you interpret it as a call to (application of) a function f to just one argument -- a tuple of three elements. It's very important to train your eyes to look for spaces. They separate functions from their arguments and arguments from each other.

When an argument to a function is a result of another function application, you have to use parentheses for that. For instance,

a b (c d)
means the function a acting on two arguments, b and (c d), which itself is an application of function c to d. There is a way to omit the parentheses in the above by using the operator $ (dollar sign):
a b $ c d
A $ is interpreted as: What follows is the last argument to the function you're calling.

In this tutorial we've seen examples of function calls. Here's one:

defaultLayout [whamlet|
  Welcome to the Pigsty!

The argument to the function defaultLayout is split over several lines, but it could be written in one line as well:

defaultLayout [whamlet| Welcome to the Pigsty!|]

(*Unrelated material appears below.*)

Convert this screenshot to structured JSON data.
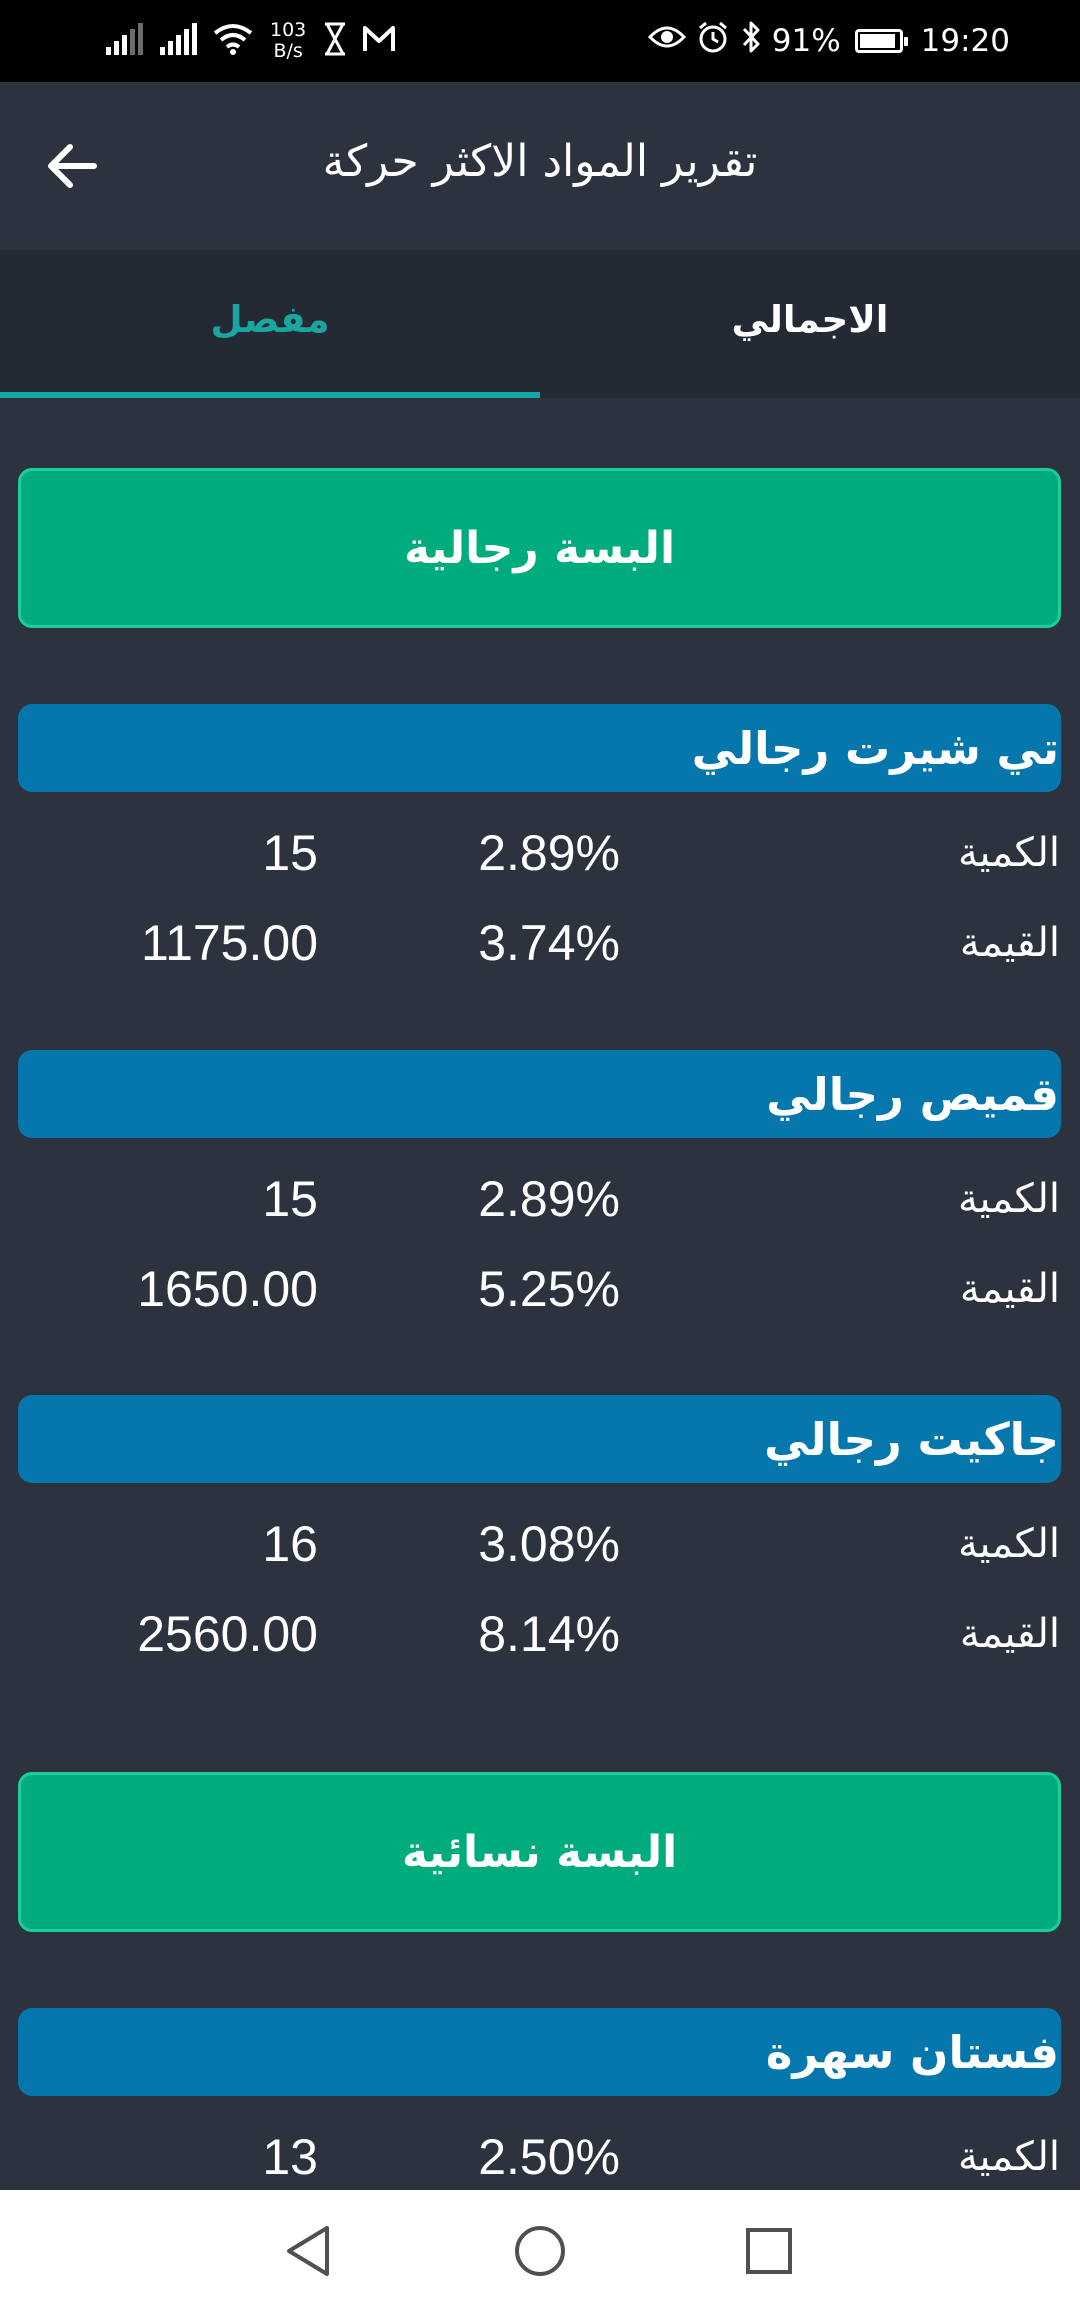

Here's another example:

warpDebug 3000 Piggies

The third one is a little tricky, since the function mkYesod is a Template Haskell function, but the syntax is the same (I condensed it to one line):

mkYesod "Piggies" [parseRoutes| / HomeR GET|]

Function Definition Syntax

A function definition:
  • starts with the name of the function,
  • followed by its formal parameters separated by white spaces,
  • an equal sign,
  • and an expression that is the body of the function.
You should be able to parse this line of code:
a b c = d e f
It's a definition of the function a that takes two formal parameters, b and c. The body of this function is a call to d with two arguments, e and f. Of course, the use of short meaningless names is not encouraged in Haskell but I do it here to help you prime your internal parser.

In this tutorial there are two function definitions, getHomeR and main:

getHomeR = defaultLayout [whamlet|Welcome to the Pigsty!|]

main = warpDebug 3000 Piggies

In both definitions the expression on the right hand side of the equal sign is another function call.

The function main is the entry point of the program (just like in C++).


You would probably like to play with Yesod. You can find instructions on how to install Haskell Platform and Yesod on Windows, Linux, or the Mac in this Quickstart Guide. A book on Yesod by Michael Snoyman is available both online and on paper. Or, if it's too much effort, you may wait for an interactive tutorial coming soon to the FP Complete site. To try the program from this tutorial, create a file main.hs and paste the source into it. You can then load the file into the interpreter GHCi, run it from command line using runhaskell main, or compile it with GHC main.hs.
comments powered by Disqus

Copyright © 2013-2017 FP Complete Corp. All rights reserved